The economic crisis generated by the global pandemic of Covid-19 has dealt a major blow to the coffers of Social Security that has seen its expenses increase due to the payment of extraordinary aid, at the same time that it has registered a significant drop in income due to the disappearance of a million contributors (of which 40% still have to be recovered) and the exemptions of quotas for companies in ERTE and the self-employed.
However, the Government has decided that the way to recover income for Social Security is not the companies, already drowned by the situation. For this reason, the contribution bases to the system paid by employers and, to a lesser extent, workers, will remain frozen in 2021.
At least at the beginning of the year, since the minimum contribution bases are linked by law to the minimum interprofessional salary that , after the internal tug of war experienced within the coalition government, it has remained unchanged for this year.
But the intention of the Minister of Labor, Yolanda Díaz, is to continue negotiating, to try to reach an agreement with unions and employers to raise this minimum wage at some point in 2021. If Díaz succeeds, the minimum contribution bases should rise from automatically in the same proportion as the SMI,
That said, both the amounts of the bases and the contribution rates will be, as of January 1, the same as at present. Thus, in the General Scheme for wage earners –to which more than eight out of ten members belong–, the minimum contribution base will continue to be 1,108.33 euros per month, for the lower groups of the system. Although this amount rises to 1,547 euros, for the minimum Group 1 contribution base (see graph).
Likewise, the maximum base that applies to the highest salaries – and for which around 14% of affiliates contribute – will continue to be set at 4,070.10 euros in 2021.
Those who foreseeably will raise the contribution rates this year and, therefore, will pay more to Social Security, is the group of self-employed workers. According to a 2018 agreement between their representatives and the Government, the rates of contribution for cessation of activity would go from 0.7% in 2019, to 0.8% in 2020 and 0.9% in 2021. rates for professional contingencies would increase from 0.9% in 2019 to 1.1% in 2020 and 1.3% in 2021.
However, due to the pandemic, Social Security did not apply the 2020 hike until last October.

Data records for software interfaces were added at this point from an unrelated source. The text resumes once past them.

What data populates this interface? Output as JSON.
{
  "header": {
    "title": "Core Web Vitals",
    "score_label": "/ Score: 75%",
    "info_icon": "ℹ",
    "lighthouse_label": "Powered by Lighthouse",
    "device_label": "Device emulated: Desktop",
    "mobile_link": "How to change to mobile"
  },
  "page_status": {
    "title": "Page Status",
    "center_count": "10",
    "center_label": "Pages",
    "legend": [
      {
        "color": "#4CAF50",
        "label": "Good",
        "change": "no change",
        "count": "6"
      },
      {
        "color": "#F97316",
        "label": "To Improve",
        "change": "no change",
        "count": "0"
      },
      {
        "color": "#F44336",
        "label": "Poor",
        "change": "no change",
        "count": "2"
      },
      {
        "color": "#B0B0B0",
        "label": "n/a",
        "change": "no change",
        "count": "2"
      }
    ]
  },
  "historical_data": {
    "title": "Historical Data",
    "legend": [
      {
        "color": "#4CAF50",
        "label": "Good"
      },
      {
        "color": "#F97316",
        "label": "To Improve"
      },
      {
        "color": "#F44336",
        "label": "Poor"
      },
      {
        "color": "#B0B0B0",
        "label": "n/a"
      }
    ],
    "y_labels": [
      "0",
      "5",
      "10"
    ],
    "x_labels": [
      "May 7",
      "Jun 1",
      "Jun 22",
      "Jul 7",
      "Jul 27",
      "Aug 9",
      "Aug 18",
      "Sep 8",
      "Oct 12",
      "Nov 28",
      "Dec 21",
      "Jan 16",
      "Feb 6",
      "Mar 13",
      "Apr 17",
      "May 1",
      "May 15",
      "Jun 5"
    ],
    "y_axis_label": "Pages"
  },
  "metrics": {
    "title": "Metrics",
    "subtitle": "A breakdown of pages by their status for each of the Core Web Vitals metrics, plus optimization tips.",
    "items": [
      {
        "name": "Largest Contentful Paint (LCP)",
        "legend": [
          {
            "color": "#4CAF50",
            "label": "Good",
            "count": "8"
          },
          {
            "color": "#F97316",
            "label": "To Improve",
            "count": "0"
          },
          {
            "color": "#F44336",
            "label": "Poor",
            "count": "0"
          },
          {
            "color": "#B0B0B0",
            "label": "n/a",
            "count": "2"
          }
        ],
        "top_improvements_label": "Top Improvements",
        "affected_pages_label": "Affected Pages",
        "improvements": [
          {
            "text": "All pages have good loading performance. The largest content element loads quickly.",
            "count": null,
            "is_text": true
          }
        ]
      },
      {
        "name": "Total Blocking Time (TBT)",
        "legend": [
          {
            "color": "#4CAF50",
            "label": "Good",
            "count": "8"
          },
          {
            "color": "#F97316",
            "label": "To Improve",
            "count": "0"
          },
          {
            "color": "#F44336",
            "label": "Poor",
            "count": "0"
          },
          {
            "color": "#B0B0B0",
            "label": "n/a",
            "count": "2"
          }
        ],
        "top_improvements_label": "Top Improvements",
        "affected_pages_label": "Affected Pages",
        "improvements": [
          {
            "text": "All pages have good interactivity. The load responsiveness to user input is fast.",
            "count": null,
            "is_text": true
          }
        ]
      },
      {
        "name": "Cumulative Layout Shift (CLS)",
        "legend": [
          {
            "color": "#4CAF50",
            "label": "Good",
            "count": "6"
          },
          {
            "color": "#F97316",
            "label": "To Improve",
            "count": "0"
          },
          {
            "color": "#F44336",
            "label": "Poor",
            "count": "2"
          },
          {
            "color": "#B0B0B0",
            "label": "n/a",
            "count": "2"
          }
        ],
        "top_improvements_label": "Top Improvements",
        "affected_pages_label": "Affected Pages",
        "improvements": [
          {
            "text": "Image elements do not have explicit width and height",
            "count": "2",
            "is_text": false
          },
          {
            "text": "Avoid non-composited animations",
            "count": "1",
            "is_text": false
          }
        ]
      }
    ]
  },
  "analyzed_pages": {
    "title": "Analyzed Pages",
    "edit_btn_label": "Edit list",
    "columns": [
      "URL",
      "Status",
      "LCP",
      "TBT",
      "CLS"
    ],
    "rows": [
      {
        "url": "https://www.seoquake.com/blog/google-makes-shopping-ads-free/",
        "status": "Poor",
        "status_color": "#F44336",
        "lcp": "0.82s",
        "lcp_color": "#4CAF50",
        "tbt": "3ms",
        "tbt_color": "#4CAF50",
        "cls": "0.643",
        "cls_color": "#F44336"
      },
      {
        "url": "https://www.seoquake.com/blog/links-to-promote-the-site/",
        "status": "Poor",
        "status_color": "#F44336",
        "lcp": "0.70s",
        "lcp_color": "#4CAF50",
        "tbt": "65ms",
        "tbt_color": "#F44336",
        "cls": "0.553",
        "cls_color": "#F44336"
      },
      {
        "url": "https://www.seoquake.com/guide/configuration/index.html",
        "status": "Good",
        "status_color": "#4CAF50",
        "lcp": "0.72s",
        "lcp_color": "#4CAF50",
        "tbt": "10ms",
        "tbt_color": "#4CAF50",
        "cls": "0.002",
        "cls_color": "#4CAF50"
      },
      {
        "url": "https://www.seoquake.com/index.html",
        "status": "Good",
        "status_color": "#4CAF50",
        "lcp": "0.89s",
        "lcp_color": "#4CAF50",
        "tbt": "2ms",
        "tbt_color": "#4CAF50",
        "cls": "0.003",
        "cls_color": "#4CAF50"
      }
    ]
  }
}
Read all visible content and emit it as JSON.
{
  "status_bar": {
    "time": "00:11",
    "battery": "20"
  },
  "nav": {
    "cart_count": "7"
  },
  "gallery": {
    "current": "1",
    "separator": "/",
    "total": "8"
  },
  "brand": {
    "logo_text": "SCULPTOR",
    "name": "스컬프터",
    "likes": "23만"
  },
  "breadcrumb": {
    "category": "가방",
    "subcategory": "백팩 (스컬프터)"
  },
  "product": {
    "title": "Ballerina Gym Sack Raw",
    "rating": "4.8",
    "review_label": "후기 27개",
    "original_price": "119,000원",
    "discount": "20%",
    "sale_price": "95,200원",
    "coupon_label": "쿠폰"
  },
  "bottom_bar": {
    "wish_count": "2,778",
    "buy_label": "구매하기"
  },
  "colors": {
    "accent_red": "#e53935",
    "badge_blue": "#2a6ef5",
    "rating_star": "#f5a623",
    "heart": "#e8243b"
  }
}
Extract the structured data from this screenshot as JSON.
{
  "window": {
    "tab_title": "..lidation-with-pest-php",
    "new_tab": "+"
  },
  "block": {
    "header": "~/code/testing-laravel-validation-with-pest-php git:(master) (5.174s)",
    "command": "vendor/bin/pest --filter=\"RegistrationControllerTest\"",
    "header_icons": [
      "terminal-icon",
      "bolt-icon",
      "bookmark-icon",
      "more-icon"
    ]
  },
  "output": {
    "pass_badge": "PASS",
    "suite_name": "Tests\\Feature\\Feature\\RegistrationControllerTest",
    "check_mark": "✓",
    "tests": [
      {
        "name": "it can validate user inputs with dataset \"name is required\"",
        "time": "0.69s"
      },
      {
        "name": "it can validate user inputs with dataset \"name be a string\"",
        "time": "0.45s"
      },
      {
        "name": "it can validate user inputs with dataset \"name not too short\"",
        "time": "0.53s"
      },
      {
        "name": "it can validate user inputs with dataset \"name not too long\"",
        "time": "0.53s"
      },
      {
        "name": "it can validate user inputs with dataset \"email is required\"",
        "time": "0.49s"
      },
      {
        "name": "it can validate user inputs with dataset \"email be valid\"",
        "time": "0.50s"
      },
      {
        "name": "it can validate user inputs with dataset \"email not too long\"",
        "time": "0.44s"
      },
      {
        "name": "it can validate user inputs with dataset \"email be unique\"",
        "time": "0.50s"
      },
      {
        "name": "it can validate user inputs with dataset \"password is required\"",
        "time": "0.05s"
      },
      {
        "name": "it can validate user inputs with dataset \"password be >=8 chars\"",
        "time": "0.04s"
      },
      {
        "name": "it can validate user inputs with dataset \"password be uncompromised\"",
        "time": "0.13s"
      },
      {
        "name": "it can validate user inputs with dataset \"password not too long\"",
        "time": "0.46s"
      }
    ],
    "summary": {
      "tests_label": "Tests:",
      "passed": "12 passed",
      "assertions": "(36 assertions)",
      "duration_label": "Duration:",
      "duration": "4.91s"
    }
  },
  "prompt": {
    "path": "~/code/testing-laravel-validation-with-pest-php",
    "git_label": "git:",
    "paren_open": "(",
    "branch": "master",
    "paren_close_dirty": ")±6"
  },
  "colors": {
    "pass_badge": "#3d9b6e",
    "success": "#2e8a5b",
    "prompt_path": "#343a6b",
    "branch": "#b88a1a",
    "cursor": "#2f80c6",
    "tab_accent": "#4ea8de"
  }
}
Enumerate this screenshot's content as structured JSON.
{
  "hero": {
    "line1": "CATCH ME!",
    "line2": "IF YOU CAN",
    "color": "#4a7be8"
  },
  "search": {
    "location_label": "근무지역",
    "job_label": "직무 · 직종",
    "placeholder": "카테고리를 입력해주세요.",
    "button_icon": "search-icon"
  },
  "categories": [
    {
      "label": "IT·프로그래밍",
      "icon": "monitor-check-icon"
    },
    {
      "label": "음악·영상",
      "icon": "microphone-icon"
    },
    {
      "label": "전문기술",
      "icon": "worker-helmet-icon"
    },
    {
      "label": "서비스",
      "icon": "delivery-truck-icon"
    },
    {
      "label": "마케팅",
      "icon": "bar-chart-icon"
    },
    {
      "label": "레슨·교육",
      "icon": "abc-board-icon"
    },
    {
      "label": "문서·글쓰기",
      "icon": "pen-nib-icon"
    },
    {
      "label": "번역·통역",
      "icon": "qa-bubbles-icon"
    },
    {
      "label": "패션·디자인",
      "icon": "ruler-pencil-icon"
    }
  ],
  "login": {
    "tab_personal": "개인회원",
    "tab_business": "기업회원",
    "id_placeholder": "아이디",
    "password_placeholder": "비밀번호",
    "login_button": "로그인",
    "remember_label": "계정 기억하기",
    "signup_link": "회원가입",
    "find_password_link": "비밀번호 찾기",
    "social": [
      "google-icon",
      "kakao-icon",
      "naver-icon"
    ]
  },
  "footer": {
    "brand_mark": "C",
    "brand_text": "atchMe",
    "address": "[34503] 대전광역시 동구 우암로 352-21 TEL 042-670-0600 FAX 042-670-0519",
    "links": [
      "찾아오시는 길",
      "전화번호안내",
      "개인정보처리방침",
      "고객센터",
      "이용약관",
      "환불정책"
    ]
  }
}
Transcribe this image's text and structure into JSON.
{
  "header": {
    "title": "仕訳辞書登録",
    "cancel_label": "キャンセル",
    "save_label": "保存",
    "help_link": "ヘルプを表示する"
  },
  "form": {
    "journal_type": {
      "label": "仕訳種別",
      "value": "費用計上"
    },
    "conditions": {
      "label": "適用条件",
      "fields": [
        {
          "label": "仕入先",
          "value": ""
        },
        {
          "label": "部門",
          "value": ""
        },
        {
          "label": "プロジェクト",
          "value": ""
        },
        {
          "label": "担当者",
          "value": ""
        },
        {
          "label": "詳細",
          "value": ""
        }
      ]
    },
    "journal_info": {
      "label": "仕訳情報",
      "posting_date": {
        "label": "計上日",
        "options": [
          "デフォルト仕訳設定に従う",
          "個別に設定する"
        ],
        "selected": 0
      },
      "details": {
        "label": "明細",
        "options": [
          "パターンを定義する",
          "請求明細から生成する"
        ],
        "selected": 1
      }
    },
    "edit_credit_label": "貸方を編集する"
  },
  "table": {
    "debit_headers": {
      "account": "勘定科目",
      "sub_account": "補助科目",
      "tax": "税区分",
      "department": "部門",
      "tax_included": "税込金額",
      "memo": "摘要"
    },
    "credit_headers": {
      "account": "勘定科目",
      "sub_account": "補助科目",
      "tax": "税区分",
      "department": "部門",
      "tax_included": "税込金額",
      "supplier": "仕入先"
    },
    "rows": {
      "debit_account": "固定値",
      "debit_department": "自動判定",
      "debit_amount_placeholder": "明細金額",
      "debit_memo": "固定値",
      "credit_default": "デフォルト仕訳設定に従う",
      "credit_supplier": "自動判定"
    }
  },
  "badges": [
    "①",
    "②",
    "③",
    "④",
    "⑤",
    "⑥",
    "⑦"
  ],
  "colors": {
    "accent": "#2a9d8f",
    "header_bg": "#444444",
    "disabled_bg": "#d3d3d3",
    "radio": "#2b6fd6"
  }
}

That month, the rise of three tenths placed the total contribution rate at 30.3%, with which the minimum installment increased by three euros to 286.15 euros per month, while the maximum did so to 1,233 euros, 12 more per month.
Now, according to official information handled by the association of self-employed ATA, Social Security will reapply the 2021 rise from January (another three tenths) with which the quotas will increase again between 3 and 12 euros per month. And, in addition, this year it will charge them the arrears of between 22 and 98 euros, for not having applied the 2020 increase until last October.